This is the day many of us have been waiting for. I was quite nervous for today in anticipation for the long walk ahead. And today I will try to explain as many things as I can.
Kimurasan and I headed to Yumenoshima Park at 925 am for the opening ceremonies of the Peace March. Kimurasan accommodated me in her spacious home for the past 3 nights in Tokyo. (She let me stay in a tatami room and prepared many delicious meals like onigiri (riceballs) with stuffed with tasty shake (salmon)). She is a volunteer tour guide at the Lucky Fifth Dragon Museum at the Yumenoshima Park.
When we came, people from Japan and Tokyo Gensuikyos are already there busy setting up. I was led to the Lucky Fifth Dragon Museum where Yusuke continued guiding me for the rest of the tour in the museum. Yusukesan recently graduated from The university this year and he is now with the Lucky Fifth Dragon Musuem as a guide. He plans to take a license exam for guides or curatorship in the next couple of years. Yusukesan ganbatte kudasai!
So what is the Lucky Fifth Dragon Museum, and the Bikini Incident?
This museum houses the Daigo Fukuryu Maru which means Lucky Fifth Dragon Ship. It is a large wooden fishing vessel originally intended for fishing kaguro (bonito) during the late 1940s. Its base is made primarily of timber and is considered to be large for its type. This is the time after the Second World War when there was scarcity of food on land, and the fishing crew of the Luck Fifth Dragon was tasked to sail farther into the Pacific Ocean to get more maguro (tuna) as source of protein for its people.
On March 1, 1954. the crew of the Lucky Fifth Dragon witnessed an untimely sunrise at the Bikini Atoll. They saw a big flash of light from the horizon and they felt strong vibrations from the ocean. A few minutes after, there was a rain of ash from exploded corals. The head of the crew previously felt similar vibrations from the atomic bombing in Hiroshima so somehow understood the danger of what they have witnessed. They decided not to report the incident immediately to authorities for fear of being heard by other seafarers in the area. Take note that this is a Cold War era.

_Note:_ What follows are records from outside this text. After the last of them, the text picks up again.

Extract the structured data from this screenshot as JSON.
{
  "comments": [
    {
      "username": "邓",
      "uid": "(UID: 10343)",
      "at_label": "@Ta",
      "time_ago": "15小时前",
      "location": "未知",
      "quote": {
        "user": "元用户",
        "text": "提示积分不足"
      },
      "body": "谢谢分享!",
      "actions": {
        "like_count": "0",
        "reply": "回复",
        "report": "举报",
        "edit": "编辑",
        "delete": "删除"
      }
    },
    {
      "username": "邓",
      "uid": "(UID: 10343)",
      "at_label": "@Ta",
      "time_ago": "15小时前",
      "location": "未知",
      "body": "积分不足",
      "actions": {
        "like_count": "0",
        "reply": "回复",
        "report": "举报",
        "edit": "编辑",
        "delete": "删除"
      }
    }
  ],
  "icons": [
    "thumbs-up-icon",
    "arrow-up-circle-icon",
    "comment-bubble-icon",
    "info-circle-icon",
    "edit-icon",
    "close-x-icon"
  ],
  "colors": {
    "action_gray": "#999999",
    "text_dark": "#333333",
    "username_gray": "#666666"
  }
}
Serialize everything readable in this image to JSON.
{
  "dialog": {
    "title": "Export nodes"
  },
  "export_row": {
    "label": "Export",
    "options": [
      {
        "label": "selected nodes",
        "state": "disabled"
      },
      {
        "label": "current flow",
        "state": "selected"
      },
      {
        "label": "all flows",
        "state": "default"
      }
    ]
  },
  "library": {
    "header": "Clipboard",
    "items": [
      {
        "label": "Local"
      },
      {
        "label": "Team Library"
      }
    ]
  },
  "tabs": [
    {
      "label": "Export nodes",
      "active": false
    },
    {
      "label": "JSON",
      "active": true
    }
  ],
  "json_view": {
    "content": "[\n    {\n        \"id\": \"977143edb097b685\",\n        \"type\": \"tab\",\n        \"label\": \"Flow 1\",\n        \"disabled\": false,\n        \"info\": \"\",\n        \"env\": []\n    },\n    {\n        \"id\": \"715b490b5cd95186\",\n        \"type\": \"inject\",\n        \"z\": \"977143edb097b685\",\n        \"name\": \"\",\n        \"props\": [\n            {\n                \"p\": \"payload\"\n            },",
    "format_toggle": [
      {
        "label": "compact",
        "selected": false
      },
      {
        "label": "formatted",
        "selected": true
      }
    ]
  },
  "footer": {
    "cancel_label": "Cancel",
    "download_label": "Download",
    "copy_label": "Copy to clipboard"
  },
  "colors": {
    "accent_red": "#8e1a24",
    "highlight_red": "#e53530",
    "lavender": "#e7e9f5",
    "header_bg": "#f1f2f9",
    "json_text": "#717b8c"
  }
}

They were only able to report the incident when they returned to Yaizu, their mother port, a couple of weeks later. They sent samples of the ash from the ship and from different parts of their bodies to the nearest university and learned that everything they had was radioactive. They learned further that what they saw was a nuclear bomb being tested by the US at the Bikini Atoll. Back then, nobody knew about these tests.
News of this spread in Japan, and caused a lot of protests from around the country. Take note that this is the period less than 10 years after the Hiroshima and Nagasaki Bombing. It was also a time when people’s outcry against the bombings were not very much made public for fear of being prosecuted.
Aside from contaminating the Lucky Fifth Dragon’s Crew, the nuclear test also contaminated the fishes and most especially the the environment of the Marshall Islands.
Many tunas in Japan were contaminated and they were popularly called Radioactive Tunas. A map in the musuem showed different parts of the Pacific Ocean where radioactive tunas were caught. I was surprised to see more than a couple of incidents even in the Philippines. Refer to photo below.
Many more people started attending the annual World Conference Against Atomic & Hydrogen Bombs from then on.
So the next question of the day is: What is The Peace March?
In 1958, a monk from Hiroshima decided to walk from Hiroshima all the way to Tokyo to attend the World Conference. Back then, the World Conference was usually held in Tokyo. He started alone and eventually many people joined as he passed through different cities, wards and prefectures along the way. When they reached Tokyo, there delegation was overwhelmingly large. From then on, the Peace March was held every year. There has never been a gap year. Ever.
There had been some revisions from 1958. The World Conference is now held annually at Hiroshima and Nagasaki. At present, there are several courses of the Peace March. The quite popular one is the Tokyo Hiroshima Course. There is also a course starting from up north in Hokkaido all the way to Tokyo. Another one is from Okinawa to Nagasaki. I think there still a few more shorter courses. I will have to update later on.
Also back then, the first course started at around middle of June and finished in Tokyo at August 6. Now the Peace March starts on May 6 at the Yumenoshima Park in Tokyo and ends at the World Conference in Hiroshima on August 6. So we would be walking for approximately 3 months.
As you can see from the schedule and the courses, the Peace March is a daily demonstration on the streets almost all over Japan to campaign for the end of nuclear weapons and for a real lasting peace around the world. Perhaps it works 2 ways:
1. It is a powerful tool to reach out to all people in Japan and let them know of the cause and eventually get their support and involvement.
2. It is also a meaningful way for all those involved in the Peace movement to express their common desire for a nuke free planet.
From what I saw so far as today, the Peace March is a strong & creative symbol of the Japanese people’s perservering, unrelenting and patient struggle to make sure that the wrongs made from their past would not be repeated in their country and anywhere else in the world.
Heiwa Koshin desu! (This is the Peace March!)